Exercise description
In the entries below, filter for the word "jobs" and copy every matching line.

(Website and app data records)

╔══

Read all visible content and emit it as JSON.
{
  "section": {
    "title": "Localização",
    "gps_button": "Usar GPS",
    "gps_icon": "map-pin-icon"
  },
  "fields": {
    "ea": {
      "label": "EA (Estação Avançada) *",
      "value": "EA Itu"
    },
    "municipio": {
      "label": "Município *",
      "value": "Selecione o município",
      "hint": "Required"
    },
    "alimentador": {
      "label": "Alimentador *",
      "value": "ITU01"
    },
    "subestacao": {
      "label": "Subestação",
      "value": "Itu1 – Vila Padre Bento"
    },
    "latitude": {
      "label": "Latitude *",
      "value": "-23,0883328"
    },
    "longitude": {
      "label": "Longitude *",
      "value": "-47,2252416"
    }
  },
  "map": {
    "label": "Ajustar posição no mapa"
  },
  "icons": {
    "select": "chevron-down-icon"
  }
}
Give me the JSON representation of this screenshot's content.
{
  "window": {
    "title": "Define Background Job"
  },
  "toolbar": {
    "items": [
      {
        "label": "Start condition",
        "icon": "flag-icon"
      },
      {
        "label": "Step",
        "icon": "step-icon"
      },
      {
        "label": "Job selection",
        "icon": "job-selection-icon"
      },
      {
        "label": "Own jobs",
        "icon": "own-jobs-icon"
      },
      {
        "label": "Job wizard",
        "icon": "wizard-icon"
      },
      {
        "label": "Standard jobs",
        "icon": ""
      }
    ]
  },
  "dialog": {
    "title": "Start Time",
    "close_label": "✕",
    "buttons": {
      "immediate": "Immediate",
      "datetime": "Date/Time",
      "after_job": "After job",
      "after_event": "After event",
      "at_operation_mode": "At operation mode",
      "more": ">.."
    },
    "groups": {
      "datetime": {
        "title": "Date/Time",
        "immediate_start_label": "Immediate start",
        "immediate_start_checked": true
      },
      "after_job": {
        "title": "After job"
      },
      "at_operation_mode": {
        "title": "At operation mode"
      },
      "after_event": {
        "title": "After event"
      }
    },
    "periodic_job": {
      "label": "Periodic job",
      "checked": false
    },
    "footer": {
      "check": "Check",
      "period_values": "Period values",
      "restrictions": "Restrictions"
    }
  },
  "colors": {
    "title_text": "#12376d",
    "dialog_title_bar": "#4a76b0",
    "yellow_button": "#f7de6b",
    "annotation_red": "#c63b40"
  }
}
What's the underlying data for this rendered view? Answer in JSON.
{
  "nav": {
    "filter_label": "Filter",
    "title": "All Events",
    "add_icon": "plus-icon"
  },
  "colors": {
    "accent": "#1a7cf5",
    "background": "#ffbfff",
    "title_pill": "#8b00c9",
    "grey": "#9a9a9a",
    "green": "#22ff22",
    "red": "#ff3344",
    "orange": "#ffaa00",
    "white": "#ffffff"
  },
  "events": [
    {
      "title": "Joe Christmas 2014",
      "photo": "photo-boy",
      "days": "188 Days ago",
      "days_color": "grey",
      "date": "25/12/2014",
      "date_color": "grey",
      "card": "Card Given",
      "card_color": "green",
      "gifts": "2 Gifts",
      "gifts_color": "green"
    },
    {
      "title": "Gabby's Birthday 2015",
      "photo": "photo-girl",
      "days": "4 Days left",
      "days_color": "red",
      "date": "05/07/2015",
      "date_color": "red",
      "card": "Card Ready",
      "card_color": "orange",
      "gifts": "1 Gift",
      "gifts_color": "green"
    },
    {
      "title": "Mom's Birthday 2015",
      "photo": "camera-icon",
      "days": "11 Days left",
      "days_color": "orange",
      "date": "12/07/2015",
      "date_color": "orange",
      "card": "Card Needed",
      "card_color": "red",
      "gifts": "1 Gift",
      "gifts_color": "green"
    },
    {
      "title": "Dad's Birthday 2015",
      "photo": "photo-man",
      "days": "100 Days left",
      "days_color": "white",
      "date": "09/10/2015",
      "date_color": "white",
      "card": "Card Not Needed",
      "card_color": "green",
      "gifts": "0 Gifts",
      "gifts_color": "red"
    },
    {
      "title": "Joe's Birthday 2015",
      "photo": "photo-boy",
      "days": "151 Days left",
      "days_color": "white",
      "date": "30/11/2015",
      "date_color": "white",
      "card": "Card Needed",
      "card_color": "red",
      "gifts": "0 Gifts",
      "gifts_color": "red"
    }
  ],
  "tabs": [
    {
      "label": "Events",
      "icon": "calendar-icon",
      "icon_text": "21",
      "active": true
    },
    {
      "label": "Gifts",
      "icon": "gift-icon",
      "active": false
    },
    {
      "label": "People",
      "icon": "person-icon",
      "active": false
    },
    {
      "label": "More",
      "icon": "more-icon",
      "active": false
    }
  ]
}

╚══

Your solution
        "label": "Own jobs",
        "icon": "own-jobs-icon"
        "label": "Standard jobs",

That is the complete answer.